#### Work to be completed
I would like you to print all the records below exactly as they are.
Task data START
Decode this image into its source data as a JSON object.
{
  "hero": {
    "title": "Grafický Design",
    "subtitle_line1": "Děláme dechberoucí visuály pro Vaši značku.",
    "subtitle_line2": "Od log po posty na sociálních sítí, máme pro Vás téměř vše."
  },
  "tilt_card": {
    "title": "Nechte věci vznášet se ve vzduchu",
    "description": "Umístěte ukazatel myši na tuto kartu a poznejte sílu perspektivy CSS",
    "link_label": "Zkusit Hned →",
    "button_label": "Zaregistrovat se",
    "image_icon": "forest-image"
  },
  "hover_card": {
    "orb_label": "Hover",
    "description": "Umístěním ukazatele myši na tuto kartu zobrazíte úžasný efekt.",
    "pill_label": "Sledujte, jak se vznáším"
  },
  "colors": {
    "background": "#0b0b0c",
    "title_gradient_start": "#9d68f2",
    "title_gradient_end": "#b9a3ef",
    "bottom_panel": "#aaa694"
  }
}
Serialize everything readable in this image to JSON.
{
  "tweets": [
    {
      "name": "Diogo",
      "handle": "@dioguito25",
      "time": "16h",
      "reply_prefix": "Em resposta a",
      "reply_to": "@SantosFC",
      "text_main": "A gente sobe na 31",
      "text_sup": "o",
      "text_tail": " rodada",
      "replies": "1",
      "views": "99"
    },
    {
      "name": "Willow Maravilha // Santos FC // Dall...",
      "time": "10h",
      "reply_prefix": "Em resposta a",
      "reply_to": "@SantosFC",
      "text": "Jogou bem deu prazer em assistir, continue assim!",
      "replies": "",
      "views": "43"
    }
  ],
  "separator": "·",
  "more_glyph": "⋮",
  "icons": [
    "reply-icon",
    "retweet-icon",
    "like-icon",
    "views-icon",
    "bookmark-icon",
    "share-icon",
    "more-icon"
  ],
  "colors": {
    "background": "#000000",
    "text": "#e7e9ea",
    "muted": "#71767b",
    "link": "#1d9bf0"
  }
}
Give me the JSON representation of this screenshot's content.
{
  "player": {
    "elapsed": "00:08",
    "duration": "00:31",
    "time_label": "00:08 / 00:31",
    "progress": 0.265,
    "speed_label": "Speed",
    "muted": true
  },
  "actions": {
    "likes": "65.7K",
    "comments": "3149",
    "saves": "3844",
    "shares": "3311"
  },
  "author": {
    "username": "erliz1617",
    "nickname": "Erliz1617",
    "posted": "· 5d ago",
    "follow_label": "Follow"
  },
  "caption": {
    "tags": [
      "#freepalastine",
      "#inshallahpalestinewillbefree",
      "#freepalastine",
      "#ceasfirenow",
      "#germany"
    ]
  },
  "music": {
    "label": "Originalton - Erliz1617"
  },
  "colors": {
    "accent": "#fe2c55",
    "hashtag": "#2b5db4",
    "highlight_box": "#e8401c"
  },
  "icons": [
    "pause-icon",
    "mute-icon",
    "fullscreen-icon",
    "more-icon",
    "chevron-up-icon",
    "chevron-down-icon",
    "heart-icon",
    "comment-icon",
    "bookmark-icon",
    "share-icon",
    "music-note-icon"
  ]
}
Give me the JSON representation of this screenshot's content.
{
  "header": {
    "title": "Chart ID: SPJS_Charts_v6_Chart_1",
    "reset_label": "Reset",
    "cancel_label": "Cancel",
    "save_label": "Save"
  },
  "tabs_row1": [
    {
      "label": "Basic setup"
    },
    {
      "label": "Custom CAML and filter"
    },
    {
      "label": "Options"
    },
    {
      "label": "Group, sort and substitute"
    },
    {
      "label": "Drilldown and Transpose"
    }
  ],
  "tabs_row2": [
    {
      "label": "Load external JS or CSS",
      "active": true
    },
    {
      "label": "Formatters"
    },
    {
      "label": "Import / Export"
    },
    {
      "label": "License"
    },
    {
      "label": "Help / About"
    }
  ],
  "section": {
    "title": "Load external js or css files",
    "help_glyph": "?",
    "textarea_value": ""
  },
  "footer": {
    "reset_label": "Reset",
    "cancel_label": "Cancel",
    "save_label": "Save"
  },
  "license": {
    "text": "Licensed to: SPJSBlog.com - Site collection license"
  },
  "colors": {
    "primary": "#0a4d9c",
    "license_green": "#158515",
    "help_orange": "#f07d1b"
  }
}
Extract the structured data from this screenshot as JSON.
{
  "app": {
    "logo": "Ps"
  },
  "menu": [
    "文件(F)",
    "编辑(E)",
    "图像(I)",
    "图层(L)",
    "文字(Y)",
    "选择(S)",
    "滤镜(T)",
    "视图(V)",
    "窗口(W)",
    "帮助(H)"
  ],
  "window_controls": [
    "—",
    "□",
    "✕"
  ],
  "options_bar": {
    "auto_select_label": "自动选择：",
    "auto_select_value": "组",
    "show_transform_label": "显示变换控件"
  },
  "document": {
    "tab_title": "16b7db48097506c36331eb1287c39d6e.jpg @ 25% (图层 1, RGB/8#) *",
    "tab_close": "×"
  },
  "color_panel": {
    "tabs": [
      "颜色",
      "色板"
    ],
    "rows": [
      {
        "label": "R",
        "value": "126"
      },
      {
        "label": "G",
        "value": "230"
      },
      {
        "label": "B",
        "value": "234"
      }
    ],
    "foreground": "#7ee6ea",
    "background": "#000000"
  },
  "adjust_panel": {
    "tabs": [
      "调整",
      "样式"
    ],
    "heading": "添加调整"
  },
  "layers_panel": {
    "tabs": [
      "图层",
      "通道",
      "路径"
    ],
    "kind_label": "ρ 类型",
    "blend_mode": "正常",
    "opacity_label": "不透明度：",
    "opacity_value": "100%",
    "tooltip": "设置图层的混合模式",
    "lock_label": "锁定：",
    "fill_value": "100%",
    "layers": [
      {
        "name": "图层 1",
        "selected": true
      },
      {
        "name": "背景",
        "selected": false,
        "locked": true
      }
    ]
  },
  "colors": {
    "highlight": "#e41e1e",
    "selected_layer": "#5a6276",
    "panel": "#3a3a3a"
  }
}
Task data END
#### Output of the exercise
Decode this image into its source data as a JSON object.
{
  "hero": {
    "title": "Grafický Design",
    "subtitle_line1": "Děláme dechberoucí visuály pro Vaši značku.",
    "subtitle_line2": "Od log po posty na sociálních sítí, máme pro Vás téměř vše."
  },
  "tilt_card": {
    "title": "Nechte věci vznášet se ve vzduchu",
    "description": "Umístěte ukazatel myši na tuto kartu a poznejte sílu perspektivy CSS",
    "link_label": "Zkusit Hned →",
    "button_label": "Zaregistrovat se",
    "image_icon": "forest-image"
  },
  "hover_card": {
    "orb_label": "Hover",
    "description": "Umístěním ukazatele myši na tuto kartu zobrazíte úžasný efekt.",
    "pill_label": "Sledujte, jak se vznáším"
  },
  "colors": {
    "background": "#0b0b0c",
    "title_gradient_start": "#9d68f2",
    "title_gradient_end": "#b9a3ef",
    "bottom_panel": "#aaa694"
  }
}
Serialize everything readable in this image to JSON.
{
  "tweets": [
    {
      "name": "Diogo",
      "handle": "@dioguito25",
      "time": "16h",
      "reply_prefix": "Em resposta a",
      "reply_to": "@SantosFC",
      "text_main": "A gente sobe na 31",
      "text_sup": "o",
      "text_tail": " rodada",
      "replies": "1",
      "views": "99"
    },
    {
      "name": "Willow Maravilha // Santos FC // Dall...",
      "time": "10h",
      "reply_prefix": "Em resposta a",
      "reply_to": "@SantosFC",
      "text": "Jogou bem deu prazer em assistir, continue assim!",
      "replies": "",
      "views": "43"
    }
  ],
  "separator": "·",
  "more_glyph": "⋮",
  "icons": [
    "reply-icon",
    "retweet-icon",
    "like-icon",
    "views-icon",
    "bookmark-icon",
    "share-icon",
    "more-icon"
  ],
  "colors": {
    "background": "#000000",
    "text": "#e7e9ea",
    "muted": "#71767b",
    "link": "#1d9bf0"
  }
}
Give me the JSON representation of this screenshot's content.
{
  "player": {
    "elapsed": "00:08",
    "duration": "00:31",
    "time_label": "00:08 / 00:31",
    "progress": 0.265,
    "speed_label": "Speed",
    "muted": true
  },
  "actions": {
    "likes": "65.7K",
    "comments": "3149",
    "saves": "3844",
    "shares": "3311"
  },
  "author": {
    "username": "erliz1617",
    "nickname": "Erliz1617",
    "posted": "· 5d ago",
    "follow_label": "Follow"
  },
  "caption": {
    "tags": [
      "#freepalastine",
      "#inshallahpalestinewillbefree",
      "#freepalastine",
      "#ceasfirenow",
      "#germany"
    ]
  },
  "music": {
    "label": "Originalton - Erliz1617"
  },
  "colors": {
    "accent": "#fe2c55",
    "hashtag": "#2b5db4",
    "highlight_box": "#e8401c"
  },
  "icons": [
    "pause-icon",
    "mute-icon",
    "fullscreen-icon",
    "more-icon",
    "chevron-up-icon",
    "chevron-down-icon",
    "heart-icon",
    "comment-icon",
    "bookmark-icon",
    "share-icon",
    "music-note-icon"
  ]
}
Give me the JSON representation of this screenshot's content.
{
  "header": {
    "title": "Chart ID: SPJS_Charts_v6_Chart_1",
    "reset_label": "Reset",
    "cancel_label": "Cancel",
    "save_label": "Save"
  },
  "tabs_row1": [
    {
      "label": "Basic setup"
    },
    {
      "label": "Custom CAML and filter"
    },
    {
      "label": "Options"
    },
    {
      "label": "Group, sort and substitute"
    },
    {
      "label": "Drilldown and Transpose"
    }
  ],
  "tabs_row2": [
    {
      "label": "Load external JS or CSS",
      "active": true
    },
    {
      "label": "Formatters"
    },
    {
      "label": "Import / Export"
    },
    {
      "label": "License"
    },
    {
      "label": "Help / About"
    }
  ],
  "section": {
    "title": "Load external js or css files",
    "help_glyph": "?",
    "textarea_value": ""
  },
  "footer": {
    "reset_label": "Reset",
    "cancel_label": "Cancel",
    "save_label": "Save"
  },
  "license": {
    "text": "Licensed to: SPJSBlog.com - Site collection license"
  },
  "colors": {
    "primary": "#0a4d9c",
    "license_green": "#158515",
    "help_orange": "#f07d1b"
  }
}
Extract the structured data from this screenshot as JSON.
{
  "app": {
    "logo": "Ps"
  },
  "menu": [
    "文件(F)",
    "编辑(E)",
    "图像(I)",
    "图层(L)",
    "文字(Y)",
    "选择(S)",
    "滤镜(T)",
    "视图(V)",
    "窗口(W)",
    "帮助(H)"
  ],
  "window_controls": [
    "—",
    "□",
    "✕"
  ],
  "options_bar": {
    "auto_select_label": "自动选择：",
    "auto_select_value": "组",
    "show_transform_label": "显示变换控件"
  },
  "document": {
    "tab_title": "16b7db48097506c36331eb1287c39d6e.jpg @ 25% (图层 1, RGB/8#) *",
    "tab_close": "×"
  },
  "color_panel": {
    "tabs": [
      "颜色",
      "色板"
    ],
    "rows": [
      {
        "label": "R",
        "value": "126"
      },
      {
        "label": "G",
        "value": "230"
      },
      {
        "label": "B",
        "value": "234"
      }
    ],
    "foreground": "#7ee6ea",
    "background": "#000000"
  },
  "adjust_panel": {
    "tabs": [
      "调整",
      "样式"
    ],
    "heading": "添加调整"
  },
  "layers_panel": {
    "tabs": [
      "图层",
      "通道",
      "路径"
    ],
    "kind_label": "ρ 类型",
    "blend_mode": "正常",
    "opacity_label": "不透明度：",
    "opacity_value": "100%",
    "tooltip": "设置图层的混合模式",
    "lock_label": "锁定：",
    "fill_value": "100%",
    "layers": [
      {
        "name": "图层 1",
        "selected": true
      },
      {
        "name": "背景",
        "selected": false,
        "locked": true
      }
    ]
  },
  "colors": {
    "highlight": "#e41e1e",
    "selected_layer": "#5a6276",
    "panel": "#3a3a3a"
  }
}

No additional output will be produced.